Methods: The Total Army Injury and Health Outcomes Database (TAIHOD) was used to evaluate worldwide Army injury hospitalizations, especially STANAG Trauma, Injury, and Place of Occurrence coding. We conducted a review of hospital procedures at Tripler Army Medical Center (TAMC) including injury cause and intent coding, potential crossover between acute injuries and musculoskeletal conditions, and data for certain hospital patients who are not true admissions. We also evaluated the use of free-text injury comment fields in three hospitals.

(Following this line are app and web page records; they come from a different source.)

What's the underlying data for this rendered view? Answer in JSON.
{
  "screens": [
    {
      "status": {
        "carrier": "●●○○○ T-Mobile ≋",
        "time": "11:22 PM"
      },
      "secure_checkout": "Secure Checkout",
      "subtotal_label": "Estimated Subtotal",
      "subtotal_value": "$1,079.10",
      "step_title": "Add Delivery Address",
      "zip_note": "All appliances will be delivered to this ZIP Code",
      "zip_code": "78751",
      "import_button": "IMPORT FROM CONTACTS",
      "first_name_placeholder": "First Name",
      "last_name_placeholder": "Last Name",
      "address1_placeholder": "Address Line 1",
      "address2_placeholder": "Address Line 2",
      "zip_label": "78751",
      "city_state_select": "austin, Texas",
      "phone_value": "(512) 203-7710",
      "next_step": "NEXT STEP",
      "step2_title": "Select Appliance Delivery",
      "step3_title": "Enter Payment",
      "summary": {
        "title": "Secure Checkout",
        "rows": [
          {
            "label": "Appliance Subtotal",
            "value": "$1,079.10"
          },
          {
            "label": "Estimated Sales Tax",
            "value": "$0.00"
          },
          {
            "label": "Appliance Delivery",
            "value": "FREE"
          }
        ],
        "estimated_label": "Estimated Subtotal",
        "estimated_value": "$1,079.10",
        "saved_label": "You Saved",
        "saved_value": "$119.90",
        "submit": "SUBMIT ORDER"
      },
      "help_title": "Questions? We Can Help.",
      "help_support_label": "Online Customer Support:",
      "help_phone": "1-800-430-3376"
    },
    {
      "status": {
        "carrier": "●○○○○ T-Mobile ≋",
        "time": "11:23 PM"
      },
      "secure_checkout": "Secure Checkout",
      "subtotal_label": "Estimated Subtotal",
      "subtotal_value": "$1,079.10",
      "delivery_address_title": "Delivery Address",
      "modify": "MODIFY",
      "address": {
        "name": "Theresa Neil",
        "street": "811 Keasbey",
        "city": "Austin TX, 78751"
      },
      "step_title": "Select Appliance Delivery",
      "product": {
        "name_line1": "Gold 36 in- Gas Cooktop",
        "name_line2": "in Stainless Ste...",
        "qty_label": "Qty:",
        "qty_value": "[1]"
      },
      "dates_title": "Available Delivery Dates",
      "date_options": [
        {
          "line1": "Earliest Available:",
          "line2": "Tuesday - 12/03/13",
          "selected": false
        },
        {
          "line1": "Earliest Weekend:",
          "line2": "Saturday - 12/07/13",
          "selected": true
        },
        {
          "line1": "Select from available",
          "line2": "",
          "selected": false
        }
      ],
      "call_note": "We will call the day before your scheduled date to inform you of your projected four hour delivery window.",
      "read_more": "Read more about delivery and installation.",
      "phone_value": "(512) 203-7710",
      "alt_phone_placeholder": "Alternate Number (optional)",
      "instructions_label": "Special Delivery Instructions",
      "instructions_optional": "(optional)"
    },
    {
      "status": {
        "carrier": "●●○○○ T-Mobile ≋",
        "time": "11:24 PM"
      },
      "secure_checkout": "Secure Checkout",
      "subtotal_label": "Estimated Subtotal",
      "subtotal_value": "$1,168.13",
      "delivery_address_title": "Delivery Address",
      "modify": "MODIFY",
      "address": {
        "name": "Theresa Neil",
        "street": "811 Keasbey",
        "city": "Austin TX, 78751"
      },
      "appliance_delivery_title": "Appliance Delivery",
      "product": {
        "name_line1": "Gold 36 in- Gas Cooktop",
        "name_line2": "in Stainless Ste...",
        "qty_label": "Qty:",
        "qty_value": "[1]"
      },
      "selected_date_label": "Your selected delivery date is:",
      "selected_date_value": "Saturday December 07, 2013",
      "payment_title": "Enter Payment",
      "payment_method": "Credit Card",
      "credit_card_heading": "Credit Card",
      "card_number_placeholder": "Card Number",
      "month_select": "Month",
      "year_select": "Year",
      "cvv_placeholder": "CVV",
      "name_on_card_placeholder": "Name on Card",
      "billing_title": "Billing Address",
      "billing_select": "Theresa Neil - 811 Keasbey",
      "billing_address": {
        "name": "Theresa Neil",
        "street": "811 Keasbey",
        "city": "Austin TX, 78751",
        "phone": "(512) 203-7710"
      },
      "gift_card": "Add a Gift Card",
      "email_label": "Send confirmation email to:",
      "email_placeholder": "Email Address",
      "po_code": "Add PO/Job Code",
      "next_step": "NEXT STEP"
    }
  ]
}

Results: Army-wide review of injury records coding revealed full compliance with cause coding, although nonspecific codes appeared to be overused. A small but intensive single hospital records review revealed relatively poor intent coding but good activity and cause coding. Data on specific injury history were present on most acute injury records and 75% of musculoskeletal conditions. Place of Occurrence coding, although inherently nonspecific, was over 80% accurate. Review of text fields produced additional details of the injuries in over 80% of cases.
Conclusions: STANAG intent coding specificity was poor, while coding of cause of injury was at least comparable to civilian systems. The strengths of military hospital data systems are an exceptionally high compliance with injury cause coding, the availability of free text, and capture of all population hospital records without regard to work-relatedness. Simple changes in procedures could greatly improve data quality.